Which lines of the records below contain the string "icon"? Report each of them.

=-=-=

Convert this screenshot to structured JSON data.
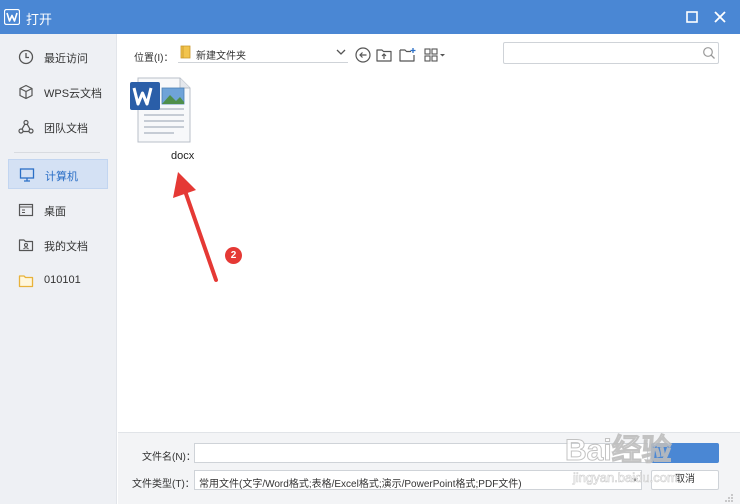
{
  "titlebar": {
    "title": "打开"
  },
  "sidebar": {
    "items": [
      {
        "label": "最近访问",
        "icon": "clock-icon"
      },
      {
        "label": "WPS云文档",
        "icon": "cube-icon"
      },
      {
        "label": "团队文档",
        "icon": "team-icon"
      },
      {
        "label": "计算机",
        "icon": "monitor-icon",
        "selected": true
      },
      {
        "label": "桌面",
        "icon": "desktop-icon"
      },
      {
        "label": "我的文档",
        "icon": "my-documents-icon"
      },
      {
        "label": "010101",
        "icon": "folder-icon"
      }
    ]
  },
  "toolbar": {
    "location_label": "位置(I)：",
    "location_value": "新建文件夹",
    "search_placeholder": ""
  },
  "files": [
    {
      "name": "docx",
      "icon": "word-document-icon"
    }
  ],
  "annotation": {
    "badge": "2",
    "arrow_color": "#e53935"
  },
  "bottom": {
    "filename_label": "文件名(N)：",
    "filename_value": "",
    "filetype_label": "文件类型(T)：",
    "filetype_value": "常用文件(文字/Word格式;表格/Excel格式;演示/PowerPoint格式;PDF文件)",
    "open_label": "",
    "cancel_label": "取消"
  },
  "watermark": {
    "text": "Bai经验",
    "subtext": "jingyan.baidu.com"
  },
  "colors": {
    "titlebar": "#4a87d4",
    "selected_bg": "#d4e1f4",
    "badge": "#e53935",
    "sidebar_bg": "#eef0f4"
  }
}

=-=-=

* [Answer to this task]
        "icon": "clock-icon"
        "icon": "cube-icon"
        "icon": "team-icon"
        "icon": "monitor-icon",
        "icon": "desktop-icon"
        "icon": "my-documents-icon"
        "icon": "folder-icon"
      "icon": "word-document-icon"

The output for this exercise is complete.